● Problem: All the records that follow need to be reproduced exactly. Omit the images.

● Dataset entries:
= Beginning of Section =
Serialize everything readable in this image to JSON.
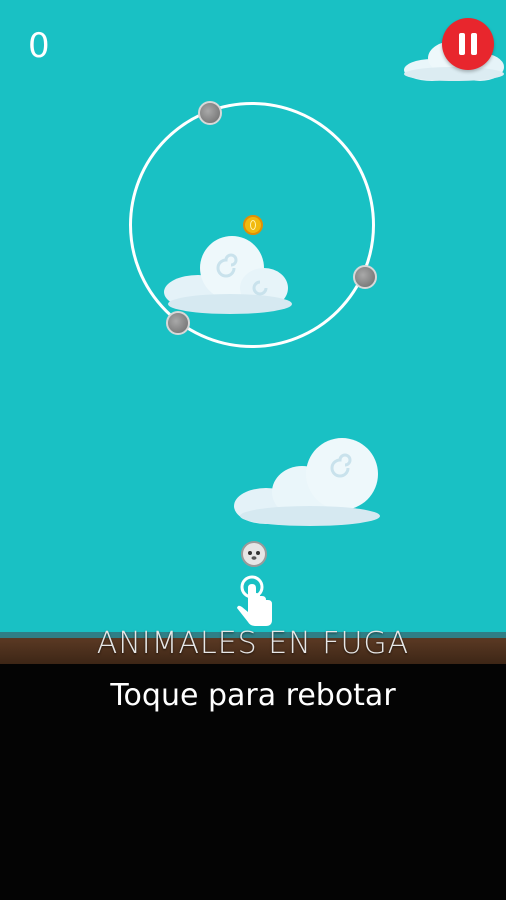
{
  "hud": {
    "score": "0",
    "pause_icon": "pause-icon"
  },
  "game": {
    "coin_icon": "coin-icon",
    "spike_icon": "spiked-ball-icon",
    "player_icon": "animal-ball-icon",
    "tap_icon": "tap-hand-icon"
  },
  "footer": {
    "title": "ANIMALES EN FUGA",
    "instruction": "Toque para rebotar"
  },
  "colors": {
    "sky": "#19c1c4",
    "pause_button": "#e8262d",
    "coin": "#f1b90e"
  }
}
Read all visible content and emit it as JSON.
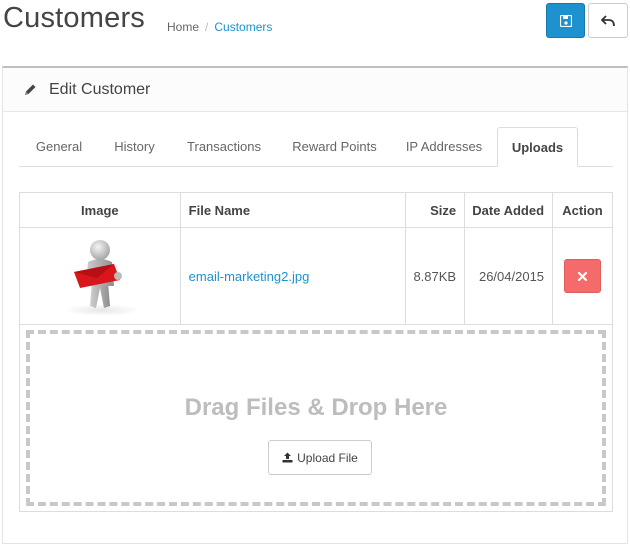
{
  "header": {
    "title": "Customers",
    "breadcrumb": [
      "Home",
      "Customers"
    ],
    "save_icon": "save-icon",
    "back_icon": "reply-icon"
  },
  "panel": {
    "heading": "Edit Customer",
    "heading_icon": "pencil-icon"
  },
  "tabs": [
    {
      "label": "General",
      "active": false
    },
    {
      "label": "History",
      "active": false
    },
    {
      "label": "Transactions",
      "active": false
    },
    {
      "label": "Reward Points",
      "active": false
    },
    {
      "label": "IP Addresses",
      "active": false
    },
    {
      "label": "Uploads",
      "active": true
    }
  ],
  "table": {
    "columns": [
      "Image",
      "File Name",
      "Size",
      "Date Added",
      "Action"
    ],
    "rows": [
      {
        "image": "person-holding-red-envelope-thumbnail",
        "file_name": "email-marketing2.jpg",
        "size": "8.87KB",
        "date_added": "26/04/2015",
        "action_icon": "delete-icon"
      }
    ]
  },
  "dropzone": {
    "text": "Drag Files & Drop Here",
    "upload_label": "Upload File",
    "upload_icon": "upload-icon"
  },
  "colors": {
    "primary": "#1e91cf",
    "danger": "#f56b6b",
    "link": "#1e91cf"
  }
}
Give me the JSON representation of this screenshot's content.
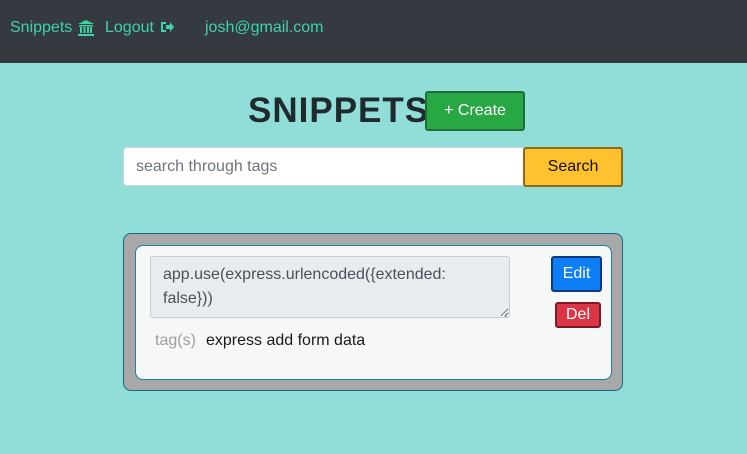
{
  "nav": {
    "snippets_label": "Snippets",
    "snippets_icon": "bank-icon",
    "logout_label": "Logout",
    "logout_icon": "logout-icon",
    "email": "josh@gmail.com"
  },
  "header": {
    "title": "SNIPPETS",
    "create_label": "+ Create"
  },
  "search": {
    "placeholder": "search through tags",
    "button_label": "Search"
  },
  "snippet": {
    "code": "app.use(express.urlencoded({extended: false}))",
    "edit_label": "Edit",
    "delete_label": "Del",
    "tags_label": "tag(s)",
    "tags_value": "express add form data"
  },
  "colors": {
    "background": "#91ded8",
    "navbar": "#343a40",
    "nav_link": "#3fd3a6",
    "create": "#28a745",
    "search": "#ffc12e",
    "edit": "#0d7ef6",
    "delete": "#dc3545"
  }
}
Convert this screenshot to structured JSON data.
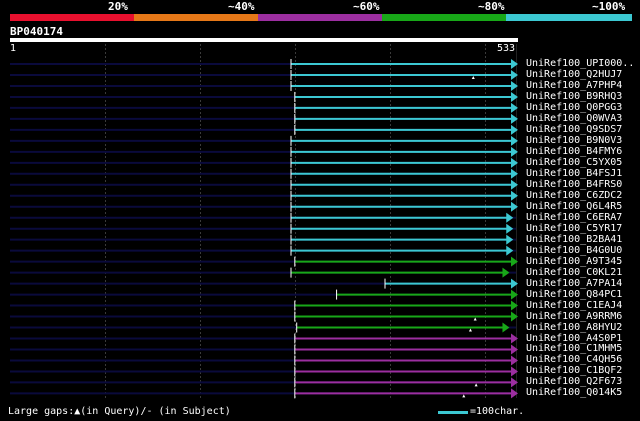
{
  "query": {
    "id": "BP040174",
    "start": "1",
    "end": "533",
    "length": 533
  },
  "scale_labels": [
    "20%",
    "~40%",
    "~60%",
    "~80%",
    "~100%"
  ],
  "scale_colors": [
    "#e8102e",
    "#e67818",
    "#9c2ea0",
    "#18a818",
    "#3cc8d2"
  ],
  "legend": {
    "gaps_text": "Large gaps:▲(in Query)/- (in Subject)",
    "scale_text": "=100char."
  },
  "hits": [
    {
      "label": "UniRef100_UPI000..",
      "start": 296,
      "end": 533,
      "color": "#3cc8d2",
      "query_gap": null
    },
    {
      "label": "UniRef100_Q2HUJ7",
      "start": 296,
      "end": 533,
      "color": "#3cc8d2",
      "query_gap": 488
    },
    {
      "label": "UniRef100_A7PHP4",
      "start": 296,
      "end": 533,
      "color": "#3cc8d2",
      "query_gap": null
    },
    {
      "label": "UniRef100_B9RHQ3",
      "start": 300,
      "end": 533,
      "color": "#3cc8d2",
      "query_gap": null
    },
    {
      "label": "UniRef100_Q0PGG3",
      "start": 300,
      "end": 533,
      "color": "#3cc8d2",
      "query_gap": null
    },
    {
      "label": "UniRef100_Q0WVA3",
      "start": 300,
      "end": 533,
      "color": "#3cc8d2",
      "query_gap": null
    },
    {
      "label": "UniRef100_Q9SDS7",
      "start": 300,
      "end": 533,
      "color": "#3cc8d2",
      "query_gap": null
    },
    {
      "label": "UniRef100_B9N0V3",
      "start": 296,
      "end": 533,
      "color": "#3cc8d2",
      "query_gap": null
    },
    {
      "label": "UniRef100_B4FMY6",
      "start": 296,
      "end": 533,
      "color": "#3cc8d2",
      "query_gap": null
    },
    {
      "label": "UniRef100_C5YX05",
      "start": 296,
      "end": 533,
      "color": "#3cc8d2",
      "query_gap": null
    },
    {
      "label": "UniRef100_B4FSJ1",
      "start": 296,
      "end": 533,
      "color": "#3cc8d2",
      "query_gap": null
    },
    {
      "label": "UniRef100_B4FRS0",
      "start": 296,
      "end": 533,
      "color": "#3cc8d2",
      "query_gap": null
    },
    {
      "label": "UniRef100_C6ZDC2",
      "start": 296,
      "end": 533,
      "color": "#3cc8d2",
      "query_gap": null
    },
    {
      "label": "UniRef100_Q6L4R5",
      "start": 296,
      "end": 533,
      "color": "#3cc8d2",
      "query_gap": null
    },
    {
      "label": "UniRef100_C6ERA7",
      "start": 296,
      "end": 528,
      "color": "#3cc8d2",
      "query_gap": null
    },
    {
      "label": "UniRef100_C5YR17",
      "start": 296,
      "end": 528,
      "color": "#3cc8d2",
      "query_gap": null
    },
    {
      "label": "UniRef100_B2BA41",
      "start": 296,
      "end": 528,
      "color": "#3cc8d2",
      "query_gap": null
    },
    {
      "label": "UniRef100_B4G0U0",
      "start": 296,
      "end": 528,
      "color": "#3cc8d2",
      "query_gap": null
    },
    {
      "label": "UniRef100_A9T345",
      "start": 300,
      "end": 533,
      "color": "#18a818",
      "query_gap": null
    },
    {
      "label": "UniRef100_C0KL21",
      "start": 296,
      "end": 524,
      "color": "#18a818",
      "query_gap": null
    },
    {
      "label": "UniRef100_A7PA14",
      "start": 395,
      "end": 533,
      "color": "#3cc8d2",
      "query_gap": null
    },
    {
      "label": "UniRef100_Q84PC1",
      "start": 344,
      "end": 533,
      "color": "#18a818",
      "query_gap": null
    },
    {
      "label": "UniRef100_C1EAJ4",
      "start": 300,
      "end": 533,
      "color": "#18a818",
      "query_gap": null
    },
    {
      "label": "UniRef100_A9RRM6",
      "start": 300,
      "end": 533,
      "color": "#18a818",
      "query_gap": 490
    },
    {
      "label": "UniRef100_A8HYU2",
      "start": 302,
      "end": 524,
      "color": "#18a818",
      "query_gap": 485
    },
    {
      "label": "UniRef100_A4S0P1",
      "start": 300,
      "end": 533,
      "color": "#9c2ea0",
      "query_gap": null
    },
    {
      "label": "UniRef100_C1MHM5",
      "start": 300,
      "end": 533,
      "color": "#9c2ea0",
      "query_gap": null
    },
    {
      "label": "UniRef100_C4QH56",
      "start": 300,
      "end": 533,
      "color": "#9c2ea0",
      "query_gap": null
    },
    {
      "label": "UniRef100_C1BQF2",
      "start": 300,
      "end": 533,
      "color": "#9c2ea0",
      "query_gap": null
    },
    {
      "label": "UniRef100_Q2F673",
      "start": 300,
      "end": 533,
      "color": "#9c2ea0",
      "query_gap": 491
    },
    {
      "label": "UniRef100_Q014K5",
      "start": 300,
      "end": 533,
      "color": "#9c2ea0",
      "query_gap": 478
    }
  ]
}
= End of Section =
● Completed task:
Serialize everything readable in this image to JSON.
{
  "hud": {
    "score": "0",
    "pause_icon": "pause-icon"
  },
  "game": {
    "coin_icon": "coin-icon",
    "spike_icon": "spiked-ball-icon",
    "player_icon": "animal-ball-icon",
    "tap_icon": "tap-hand-icon"
  },
  "footer": {
    "title": "ANIMALES EN FUGA",
    "instruction": "Toque para rebotar"
  },
  "colors": {
    "sky": "#19c1c4",
    "pause_button": "#e8262d",
    "coin": "#f1b90e"
  }
}
Read all visible content and emit it as JSON.
{
  "header": {
    "title": "Customers",
    "breadcrumb": [
      "Home",
      "Customers"
    ],
    "save_icon": "save-icon",
    "back_icon": "reply-icon"
  },
  "panel": {
    "heading": "Edit Customer",
    "heading_icon": "pencil-icon"
  },
  "tabs": [
    {
      "label": "General",
      "active": false
    },
    {
      "label": "History",
      "active": false
    },
    {
      "label": "Transactions",
      "active": false
    },
    {
      "label": "Reward Points",
      "active": false
    },
    {
      "label": "IP Addresses",
      "active": false
    },
    {
      "label": "Uploads",
      "active": true
    }
  ],
  "table": {
    "columns": [
      "Image",
      "File Name",
      "Size",
      "Date Added",
      "Action"
    ],
    "rows": [
      {
        "image": "person-holding-red-envelope-thumbnail",
        "file_name": "email-marketing2.jpg",
        "size": "8.87KB",
        "date_added": "26/04/2015",
        "action_icon": "delete-icon"
      }
    ]
  },
  "dropzone": {
    "text": "Drag Files & Drop Here",
    "upload_label": "Upload File",
    "upload_icon": "upload-icon"
  },
  "colors": {
    "primary": "#1e91cf",
    "danger": "#f56b6b",
    "link": "#1e91cf"
  }
}
Give me the JSON representation of this screenshot's content.
{
  "nav": {
    "snippets_label": "Snippets",
    "snippets_icon": "bank-icon",
    "logout_label": "Logout",
    "logout_icon": "logout-icon",
    "email": "josh@gmail.com"
  },
  "header": {
    "title": "SNIPPETS",
    "create_label": "+ Create"
  },
  "search": {
    "placeholder": "search through tags",
    "button_label": "Search"
  },
  "snippet": {
    "code": "app.use(express.urlencoded({extended: false}))",
    "edit_label": "Edit",
    "delete_label": "Del",
    "tags_label": "tag(s)",
    "tags_value": "express add form data"
  },
  "colors": {
    "background": "#91ded8",
    "navbar": "#343a40",
    "nav_link": "#3fd3a6",
    "create": "#28a745",
    "search": "#ffc12e",
    "edit": "#0d7ef6",
    "delete": "#dc3545"
  }
}
Convert this screenshot to structured JSON data.
{
  "query": {
    "id": "BP040174",
    "start": "1",
    "end": "533",
    "length": 533
  },
  "scale_labels": [
    "20%",
    "~40%",
    "~60%",
    "~80%",
    "~100%"
  ],
  "scale_colors": [
    "#e8102e",
    "#e67818",
    "#9c2ea0",
    "#18a818",
    "#3cc8d2"
  ],
  "legend": {
    "gaps_text": "Large gaps:▲(in Query)/- (in Subject)",
    "scale_text": "=100char."
  },
  "hits": [
    {
      "label": "UniRef100_UPI000..",
      "start": 296,
      "end": 533,
      "color": "#3cc8d2",
      "query_gap": null
    },
    {
      "label": "UniRef100_Q2HUJ7",
      "start": 296,
      "end": 533,
      "color": "#3cc8d2",
      "query_gap": 488
    },
    {
      "label": "UniRef100_A7PHP4",
      "start": 296,
      "end": 533,
      "color": "#3cc8d2",
      "query_gap": null
    },
    {
      "label": "UniRef100_B9RHQ3",
      "start": 300,
      "end": 533,
      "color": "#3cc8d2",
      "query_gap": null
    },
    {
      "label": "UniRef100_Q0PGG3",
      "start": 300,
      "end": 533,
      "color": "#3cc8d2",
      "query_gap": null
    },
    {
      "label": "UniRef100_Q0WVA3",
      "start": 300,
      "end": 533,
      "color": "#3cc8d2",
      "query_gap": null
    },
    {
      "label": "UniRef100_Q9SDS7",
      "start": 300,
      "end": 533,
      "color": "#3cc8d2",
      "query_gap": null
    },
    {
      "label": "UniRef100_B9N0V3",
      "start": 296,
      "end": 533,
      "color": "#3cc8d2",
      "query_gap": null
    },
    {
      "label": "UniRef100_B4FMY6",
      "start": 296,
      "end": 533,
      "color": "#3cc8d2",
      "query_gap": null
    },
    {
      "label": "UniRef100_C5YX05",
      "start": 296,
      "end": 533,
      "color": "#3cc8d2",
      "query_gap": null
    },
    {
      "label": "UniRef100_B4FSJ1",
      "start": 296,
      "end": 533,
      "color": "#3cc8d2",
      "query_gap": null
    },
    {
      "label": "UniRef100_B4FRS0",
      "start": 296,
      "end": 533,
      "color": "#3cc8d2",
      "query_gap": null
    },
    {
      "label": "UniRef100_C6ZDC2",
      "start": 296,
      "end": 533,
      "color": "#3cc8d2",
      "query_gap": null
    },
    {
      "label": "UniRef100_Q6L4R5",
      "start": 296,
      "end": 533,
      "color": "#3cc8d2",
      "query_gap": null
    },
    {
      "label": "UniRef100_C6ERA7",
      "start": 296,
      "end": 528,
      "color": "#3cc8d2",
      "query_gap": null
    },
    {
      "label": "UniRef100_C5YR17",
      "start": 296,
      "end": 528,
      "color": "#3cc8d2",
      "query_gap": null
    },
    {
      "label": "UniRef100_B2BA41",
      "start": 296,
      "end": 528,
      "color": "#3cc8d2",
      "query_gap": null
    },
    {
      "label": "UniRef100_B4G0U0",
      "start": 296,
      "end": 528,
      "color": "#3cc8d2",
      "query_gap": null
    },
    {
      "label": "UniRef100_A9T345",
      "start": 300,
      "end": 533,
      "color": "#18a818",
      "query_gap": null
    },
    {
      "label": "UniRef100_C0KL21",
      "start": 296,
      "end": 524,
      "color": "#18a818",
      "query_gap": null
    },
    {
      "label": "UniRef100_A7PA14",
      "start": 395,
      "end": 533,
      "color": "#3cc8d2",
      "query_gap": null
    },
    {
      "label": "UniRef100_Q84PC1",
      "start": 344,
      "end": 533,
      "color": "#18a818",
      "query_gap": null
    },
    {
      "label": "UniRef100_C1EAJ4",
      "start": 300,
      "end": 533,
      "color": "#18a818",
      "query_gap": null
    },
    {
      "label": "UniRef100_A9RRM6",
      "start": 300,
      "end": 533,
      "color": "#18a818",
      "query_gap": 490
    },
    {
      "label": "UniRef100_A8HYU2",
      "start": 302,
      "end": 524,
      "color": "#18a818",
      "query_gap": 485
    },
    {
      "label": "UniRef100_A4S0P1",
      "start": 300,
      "end": 533,
      "color": "#9c2ea0",
      "query_gap": null
    },
    {
      "label": "UniRef100_C1MHM5",
      "start": 300,
      "end": 533,
      "color": "#9c2ea0",
      "query_gap": null
    },
    {
      "label": "UniRef100_C4QH56",
      "start": 300,
      "end": 533,
      "color": "#9c2ea0",
      "query_gap": null
    },
    {
      "label": "UniRef100_C1BQF2",
      "start": 300,
      "end": 533,
      "color": "#9c2ea0",
      "query_gap": null
    },
    {
      "label": "UniRef100_Q2F673",
      "start": 300,
      "end": 533,
      "color": "#9c2ea0",
      "query_gap": 491
    },
    {
      "label": "UniRef100_Q014K5",
      "start": 300,
      "end": 533,
      "color": "#9c2ea0",
      "query_gap": 478
    }
  ]
}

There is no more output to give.